3. What are some good locations for metering in film photography?
There are many great locations for metering in film photography, but some of the best include natural environments such as forests, mountains, and beaches. These locations often have a variety of lighting conditions and can provide interesting contrast and texture in your photos. Urban environments such as cities and towns can also be great locations for metering, as they often have a mix of bright and dark areas that can create interesting compositions.
4. How do I meter for film photography?
To meter for film photography, you will need a light meter or a metering device that can measure the light intensity in a scene. You can then use this information to set your camera’s exposure settings, such as aperture, shutter speed, and ISO, to ensure that your photos are properly exposed. It’s important to experiment with different metering techniques and techniques to find the ones that work best for you and the scene you are photographing.
5. Can I use a digital camera to meter for film photography?
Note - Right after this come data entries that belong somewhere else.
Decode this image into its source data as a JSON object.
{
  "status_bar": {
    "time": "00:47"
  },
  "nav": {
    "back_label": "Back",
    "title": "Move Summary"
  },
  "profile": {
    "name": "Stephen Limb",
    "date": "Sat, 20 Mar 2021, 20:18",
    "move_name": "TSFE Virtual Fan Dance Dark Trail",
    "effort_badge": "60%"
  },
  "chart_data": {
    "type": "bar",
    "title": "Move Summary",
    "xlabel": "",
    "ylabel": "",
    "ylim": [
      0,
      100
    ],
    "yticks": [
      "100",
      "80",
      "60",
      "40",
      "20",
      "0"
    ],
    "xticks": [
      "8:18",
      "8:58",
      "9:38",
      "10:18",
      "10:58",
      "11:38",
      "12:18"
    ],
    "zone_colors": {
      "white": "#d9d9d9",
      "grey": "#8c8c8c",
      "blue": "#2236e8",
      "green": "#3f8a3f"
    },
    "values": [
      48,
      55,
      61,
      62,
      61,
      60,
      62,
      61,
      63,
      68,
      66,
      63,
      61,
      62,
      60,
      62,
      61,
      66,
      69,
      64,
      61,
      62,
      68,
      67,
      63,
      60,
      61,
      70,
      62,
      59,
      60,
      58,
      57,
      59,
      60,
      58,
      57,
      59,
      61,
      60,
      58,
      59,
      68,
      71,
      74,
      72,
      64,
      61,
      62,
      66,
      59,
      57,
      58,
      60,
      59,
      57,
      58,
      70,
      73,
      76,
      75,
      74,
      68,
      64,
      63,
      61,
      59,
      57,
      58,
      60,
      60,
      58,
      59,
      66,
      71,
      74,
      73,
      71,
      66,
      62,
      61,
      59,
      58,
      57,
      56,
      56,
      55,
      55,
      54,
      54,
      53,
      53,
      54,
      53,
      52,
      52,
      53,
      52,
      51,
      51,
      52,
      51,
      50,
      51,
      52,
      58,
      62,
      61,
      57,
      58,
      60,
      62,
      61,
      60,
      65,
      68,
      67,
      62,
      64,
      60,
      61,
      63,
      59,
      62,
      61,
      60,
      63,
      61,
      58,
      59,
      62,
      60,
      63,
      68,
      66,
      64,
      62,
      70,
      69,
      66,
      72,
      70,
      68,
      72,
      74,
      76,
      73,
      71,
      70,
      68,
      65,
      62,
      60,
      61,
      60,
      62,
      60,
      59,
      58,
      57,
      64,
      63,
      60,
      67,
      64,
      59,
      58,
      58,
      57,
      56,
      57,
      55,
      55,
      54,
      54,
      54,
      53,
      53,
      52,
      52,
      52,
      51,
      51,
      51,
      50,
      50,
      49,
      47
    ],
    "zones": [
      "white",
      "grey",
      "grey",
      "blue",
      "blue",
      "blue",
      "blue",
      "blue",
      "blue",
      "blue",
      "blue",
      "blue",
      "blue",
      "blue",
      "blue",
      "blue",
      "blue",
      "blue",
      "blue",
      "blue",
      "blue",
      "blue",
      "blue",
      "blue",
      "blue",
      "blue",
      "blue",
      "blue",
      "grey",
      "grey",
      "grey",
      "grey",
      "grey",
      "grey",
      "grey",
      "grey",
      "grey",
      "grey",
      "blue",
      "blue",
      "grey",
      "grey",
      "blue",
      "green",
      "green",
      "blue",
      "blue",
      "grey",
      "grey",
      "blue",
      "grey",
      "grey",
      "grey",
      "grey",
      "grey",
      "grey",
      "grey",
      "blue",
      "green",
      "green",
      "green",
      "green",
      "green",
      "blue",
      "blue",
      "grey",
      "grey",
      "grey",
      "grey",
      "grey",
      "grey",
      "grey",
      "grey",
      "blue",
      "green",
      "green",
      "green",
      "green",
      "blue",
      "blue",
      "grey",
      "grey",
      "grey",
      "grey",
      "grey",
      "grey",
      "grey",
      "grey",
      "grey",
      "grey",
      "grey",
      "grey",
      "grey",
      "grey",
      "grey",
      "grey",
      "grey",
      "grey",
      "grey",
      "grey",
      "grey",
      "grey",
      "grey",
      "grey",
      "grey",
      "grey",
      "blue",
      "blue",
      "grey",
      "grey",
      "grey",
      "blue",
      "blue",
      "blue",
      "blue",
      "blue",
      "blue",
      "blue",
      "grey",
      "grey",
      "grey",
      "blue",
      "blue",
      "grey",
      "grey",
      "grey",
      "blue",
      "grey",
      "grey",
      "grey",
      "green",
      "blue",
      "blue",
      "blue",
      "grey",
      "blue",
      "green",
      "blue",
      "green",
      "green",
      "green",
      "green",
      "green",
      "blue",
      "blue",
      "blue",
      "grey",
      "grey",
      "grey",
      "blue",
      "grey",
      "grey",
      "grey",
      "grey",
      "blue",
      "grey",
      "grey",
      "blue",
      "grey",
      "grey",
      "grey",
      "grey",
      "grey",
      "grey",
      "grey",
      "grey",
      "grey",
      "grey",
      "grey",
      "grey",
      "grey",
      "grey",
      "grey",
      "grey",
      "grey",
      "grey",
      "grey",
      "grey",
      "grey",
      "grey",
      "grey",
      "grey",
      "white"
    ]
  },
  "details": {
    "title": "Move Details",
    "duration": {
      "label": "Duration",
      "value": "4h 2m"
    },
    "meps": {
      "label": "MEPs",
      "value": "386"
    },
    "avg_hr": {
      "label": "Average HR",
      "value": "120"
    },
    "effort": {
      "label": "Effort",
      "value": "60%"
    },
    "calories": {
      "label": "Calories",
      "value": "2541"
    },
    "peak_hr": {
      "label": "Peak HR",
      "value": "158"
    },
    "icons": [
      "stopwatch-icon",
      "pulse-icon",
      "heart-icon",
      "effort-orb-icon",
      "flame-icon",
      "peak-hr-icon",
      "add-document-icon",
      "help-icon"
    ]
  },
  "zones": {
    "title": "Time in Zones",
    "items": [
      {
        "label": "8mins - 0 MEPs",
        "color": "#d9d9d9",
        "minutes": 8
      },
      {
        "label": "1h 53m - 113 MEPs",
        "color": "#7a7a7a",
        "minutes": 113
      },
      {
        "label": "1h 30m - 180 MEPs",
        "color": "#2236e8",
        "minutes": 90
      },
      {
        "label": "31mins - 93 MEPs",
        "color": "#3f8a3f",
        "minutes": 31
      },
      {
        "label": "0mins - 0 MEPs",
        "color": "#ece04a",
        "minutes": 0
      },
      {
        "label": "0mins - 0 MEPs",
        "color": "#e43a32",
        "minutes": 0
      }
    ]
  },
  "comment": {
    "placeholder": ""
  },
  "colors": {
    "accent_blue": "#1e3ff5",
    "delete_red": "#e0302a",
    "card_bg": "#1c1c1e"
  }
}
Yes, you can use a digital camera to meter for film photography. Many digital cameras have a built-in light meter that can measure the light intensity in a scene and provide you with exposure information. You can then use this information to set your film camera’s exposure settings. However, it’s important to keep in mind that digital cameras and film cameras meter light differently, so you may need to adjust your exposure settings accordingly.